I am writing a book and I am stuck.  I want to write about the good, the experiences that keep me going.  Yet every time I sit down to write about these, my mind goes blank.

It is so easy to write about the hard stuff, the painful moments.

I know there have been good moments, achievements big and small, moments that make it all worthwhile and still, it’s like I am frozen.  Unable to even remember them, let alone describe them.  I pick up my pen and nothing.  It is like someone presses pause on my remote control and I haven’t seen this film before so I don’t know what comes next.

So I have been looking for inspiration, a way to unlock those good memories.  I told myself “don’t force it, allow yourself to wander along memory lane and it will come”.  Time has been passing.

Then yesterday my daughter asked me “zullen we een wandeling maken?”  Shall we go for a walk?

It was 6:45pm and she goes to bed at 7:30pm.  It’s a school night and I should have said no but I didn’t.

We put on our coats, grabbed a torch and went outside.

It was drizzly and we talked about the weather.  She thought gloves and a balaclava would be handy considering how cold it was.

She was happy that she had a hood on her coat to pull up and keep her warm and was concerned that I didn’t.

She held my hand to make me feel safe in the dark.

holding-hands-mother-and-child2

I’m still struggling to find words to describe this good feeling but it was good.  Maybe it was the absence of worry.  Maybe it was the simplicity.  Maybe it was the “being”.  We didn’t “do” much, just went around the block.  It wasn’t an adventure and it wouldn’t be on any child’s christmas list but we did it together.  We were.

We walked, we talked, we held hands.  We came home with the satisfaction of a job well done, with a feeling that all was right with the world.  And it was.
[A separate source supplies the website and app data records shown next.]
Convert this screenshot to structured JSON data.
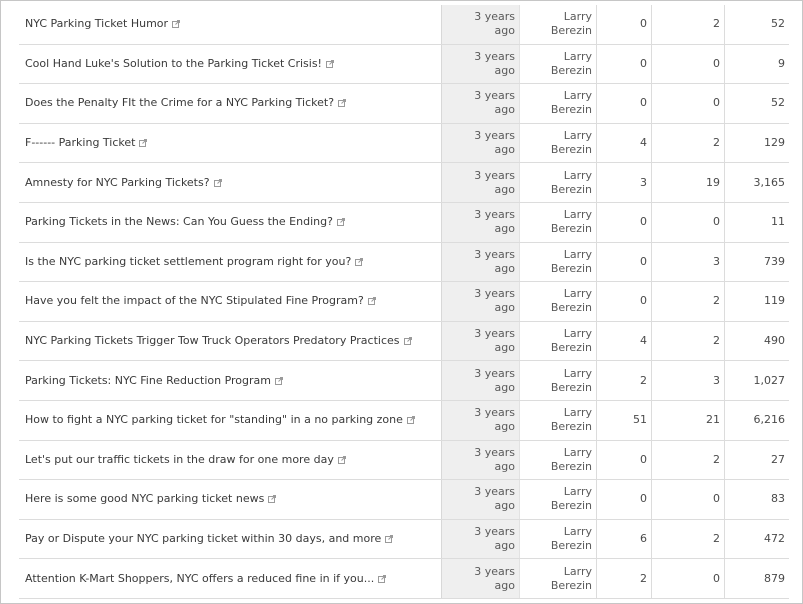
{
  "rows": [
    {
      "title": "NYC Parking Ticket Humor",
      "when": [
        "3 years",
        "ago"
      ],
      "author": [
        "Larry",
        "Berezin"
      ],
      "col1": "0",
      "col2": "2",
      "col3": "52"
    },
    {
      "title": "Cool Hand Luke's Solution to the Parking Ticket Crisis!",
      "when": [
        "3 years",
        "ago"
      ],
      "author": [
        "Larry",
        "Berezin"
      ],
      "col1": "0",
      "col2": "0",
      "col3": "9"
    },
    {
      "title": "Does the Penalty FIt the Crime for a NYC Parking Ticket?",
      "when": [
        "3 years",
        "ago"
      ],
      "author": [
        "Larry",
        "Berezin"
      ],
      "col1": "0",
      "col2": "0",
      "col3": "52"
    },
    {
      "title": "F------ Parking Ticket",
      "when": [
        "3 years",
        "ago"
      ],
      "author": [
        "Larry",
        "Berezin"
      ],
      "col1": "4",
      "col2": "2",
      "col3": "129"
    },
    {
      "title": "Amnesty for NYC Parking Tickets?",
      "when": [
        "3 years",
        "ago"
      ],
      "author": [
        "Larry",
        "Berezin"
      ],
      "col1": "3",
      "col2": "19",
      "col3": "3,165"
    },
    {
      "title": "Parking Tickets in the News: Can You Guess the Ending?",
      "when": [
        "3 years",
        "ago"
      ],
      "author": [
        "Larry",
        "Berezin"
      ],
      "col1": "0",
      "col2": "0",
      "col3": "11"
    },
    {
      "title": "Is the NYC parking ticket settlement program right for you?",
      "when": [
        "3 years",
        "ago"
      ],
      "author": [
        "Larry",
        "Berezin"
      ],
      "col1": "0",
      "col2": "3",
      "col3": "739"
    },
    {
      "title": "Have you felt the impact of the NYC Stipulated Fine Program?",
      "when": [
        "3 years",
        "ago"
      ],
      "author": [
        "Larry",
        "Berezin"
      ],
      "col1": "0",
      "col2": "2",
      "col3": "119"
    },
    {
      "title": "NYC Parking Tickets Trigger Tow Truck Operators Predatory Practices",
      "when": [
        "3 years",
        "ago"
      ],
      "author": [
        "Larry",
        "Berezin"
      ],
      "col1": "4",
      "col2": "2",
      "col3": "490"
    },
    {
      "title": "Parking Tickets: NYC Fine Reduction Program",
      "when": [
        "3 years",
        "ago"
      ],
      "author": [
        "Larry",
        "Berezin"
      ],
      "col1": "2",
      "col2": "3",
      "col3": "1,027"
    },
    {
      "title": "How to fight a NYC parking ticket for \"standing\" in a no parking zone",
      "when": [
        "3 years",
        "ago"
      ],
      "author": [
        "Larry",
        "Berezin"
      ],
      "col1": "51",
      "col2": "21",
      "col3": "6,216"
    },
    {
      "title": "Let's put our traffic tickets in the draw for one more day",
      "when": [
        "3 years",
        "ago"
      ],
      "author": [
        "Larry",
        "Berezin"
      ],
      "col1": "0",
      "col2": "2",
      "col3": "27"
    },
    {
      "title": "Here is some good NYC parking ticket news",
      "when": [
        "3 years",
        "ago"
      ],
      "author": [
        "Larry",
        "Berezin"
      ],
      "col1": "0",
      "col2": "0",
      "col3": "83"
    },
    {
      "title": "Pay or Dispute your NYC parking ticket within 30 days, and more",
      "when": [
        "3 years",
        "ago"
      ],
      "author": [
        "Larry",
        "Berezin"
      ],
      "col1": "6",
      "col2": "2",
      "col3": "472"
    },
    {
      "title": "Attention K-Mart Shoppers, NYC offers a reduced fine in if you...",
      "when": [
        "3 years",
        "ago"
      ],
      "author": [
        "Larry",
        "Berezin"
      ],
      "col1": "2",
      "col2": "0",
      "col3": "879"
    }
  ],
  "icons": {
    "external_link": "external-link-icon"
  },
  "colors": {
    "when_column_bg": "#efefef",
    "row_divider": "#dcdcdc",
    "text": "#4a4a4a"
  }
}
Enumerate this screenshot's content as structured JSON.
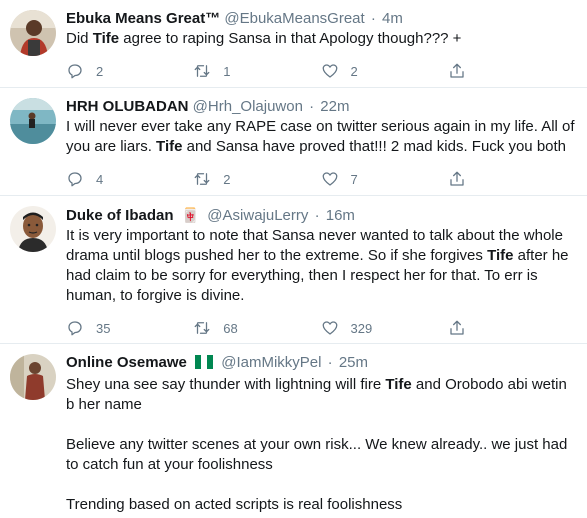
{
  "tweets": [
    {
      "display_name": "Ebuka Means Great™",
      "handle": "@EbukaMeansGreat",
      "time": "4m",
      "text_parts": [
        {
          "t": "Did ",
          "b": false
        },
        {
          "t": "Tife",
          "b": true
        },
        {
          "t": " agree to raping Sansa in that Apology though??? +",
          "b": false
        }
      ],
      "replies": "2",
      "retweets": "1",
      "likes": "2"
    },
    {
      "display_name": "HRH OLUBADAN",
      "handle": "@Hrh_Olajuwon",
      "time": "22m",
      "text_parts": [
        {
          "t": "I will never ever take any RAPE case on twitter serious again in my life. All of you are liars. ",
          "b": false
        },
        {
          "t": "Tife",
          "b": true
        },
        {
          "t": " and Sansa have proved that!!! 2 mad kids. Fuck you both",
          "b": false
        }
      ],
      "replies": "4",
      "retweets": "2",
      "likes": "7"
    },
    {
      "display_name": "Duke of Ibadan",
      "name_emoji": "🀄",
      "handle": "@AsiwajuLerry",
      "time": "16m",
      "text_parts": [
        {
          "t": "It is very important to note that Sansa never wanted to talk about the whole drama until blogs pushed her to the extreme. So if she forgives ",
          "b": false
        },
        {
          "t": "Tife",
          "b": true
        },
        {
          "t": " after he had claim to be sorry for everything, then I respect her for that. To err is human, to forgive is divine.",
          "b": false
        }
      ],
      "replies": "35",
      "retweets": "68",
      "likes": "329"
    },
    {
      "display_name": "Online Osemawe",
      "handle": "@IamMikkyPel",
      "time": "25m",
      "flag_colors": [
        "#008751",
        "#ffffff",
        "#008751"
      ],
      "para1_parts": [
        {
          "t": "Shey una see say thunder with lightning will fire ",
          "b": false
        },
        {
          "t": "Tife",
          "b": true
        },
        {
          "t": " and Orobodo abi wetin b her name",
          "b": false
        }
      ],
      "para2": "Believe any twitter scenes at your own risk... We knew already.. we just had to catch fun at your foolishness",
      "para3": "Trending based on acted scripts is real foolishness"
    }
  ]
}
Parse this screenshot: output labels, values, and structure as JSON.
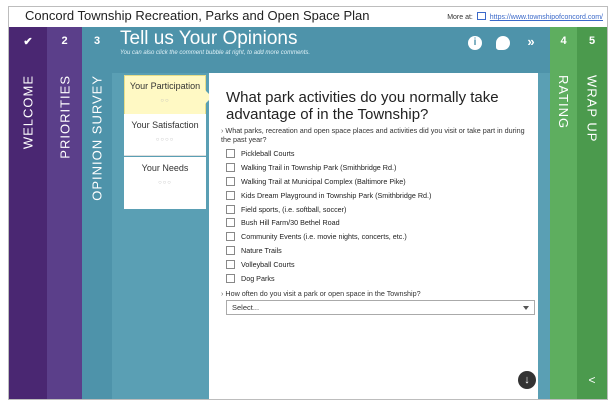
{
  "app": {
    "title": "Concord Township Recreation, Parks and Open Space Plan",
    "more_at_label": "More at:",
    "more_at_link": "https://www.townshipofconcord.com/"
  },
  "steps": [
    {
      "num": "✔",
      "label": "WELCOME"
    },
    {
      "num": "2",
      "label": "PRIORITIES"
    },
    {
      "num": "3",
      "label": "OPINION SURVEY"
    },
    {
      "num": "4",
      "label": "RATING"
    },
    {
      "num": "5",
      "label": "WRAP UP"
    }
  ],
  "survey": {
    "title": "Tell us Your Opinions",
    "subtitle": "You can also click the comment bubble at right, to add more comments."
  },
  "tabs": [
    {
      "label": "Your Participation",
      "dots": "○○"
    },
    {
      "label": "Your Satisfaction",
      "dots": "○○○○"
    },
    {
      "label": "Your Needs",
      "dots": "○○○"
    }
  ],
  "question": {
    "heading": "What park activities do you normally take advantage of in the Township?",
    "prompt1": "What parks, recreation and open space places and activities did you visit or take part in during the past year?",
    "options": [
      "Pickleball Courts",
      "Walking Trail in Township Park (Smithbridge Rd.)",
      "Walking Trail at Municipal Complex (Baltimore Pike)",
      "Kids Dream Playground in Township Park (Smithbridge Rd.)",
      "Field sports, (i.e. softball, soccer)",
      "Bush Hill Farm/30 Bethel Road",
      "Community Events (i.e. movie nights, concerts, etc.)",
      "Nature Trails",
      "Volleyball Courts",
      "Dog Parks"
    ],
    "prompt2": "How often do you visit a park or open space in the Township?",
    "select_value": "Select..."
  },
  "colors": {
    "welcome": "#4a2772",
    "priorities": "#5b3f8a",
    "survey": "#4e93aa",
    "rating": "#5eae5f",
    "wrapup": "#4b9a4d"
  }
}
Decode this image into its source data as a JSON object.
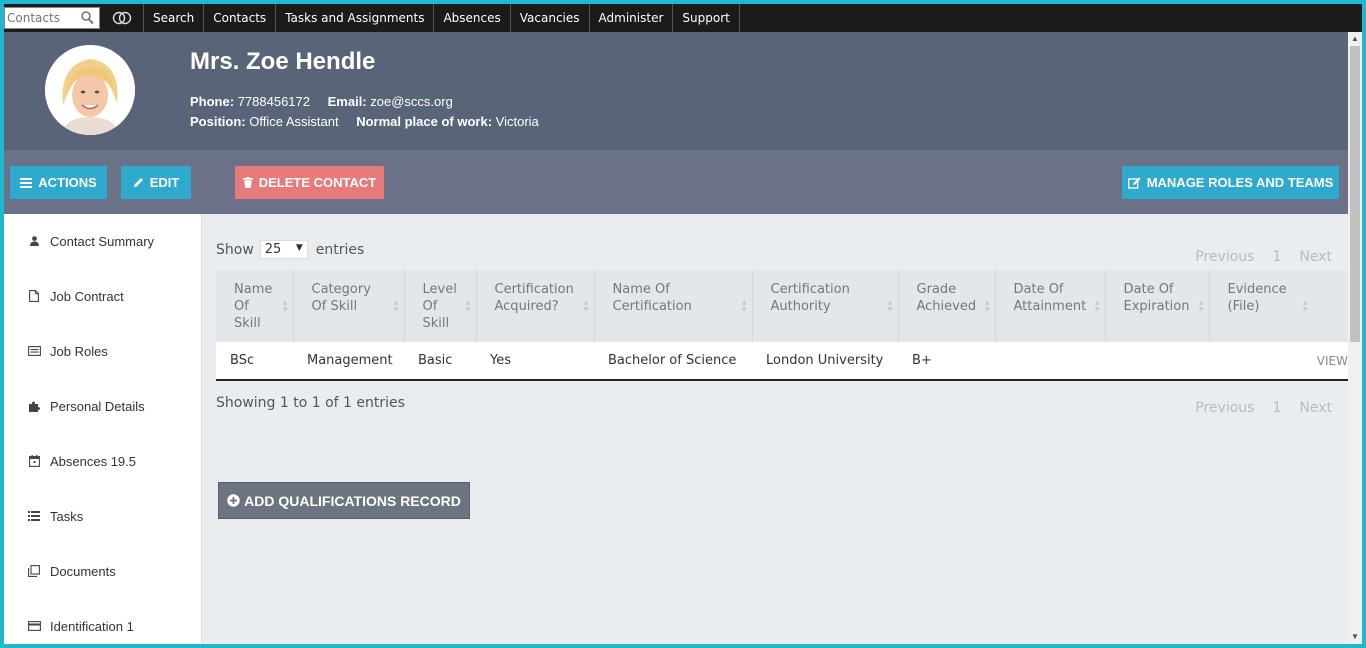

I’m not going to try and write about it anymore.  I just want to enjoy it.  Maybe if I let myself just feel for long enough, the words will come.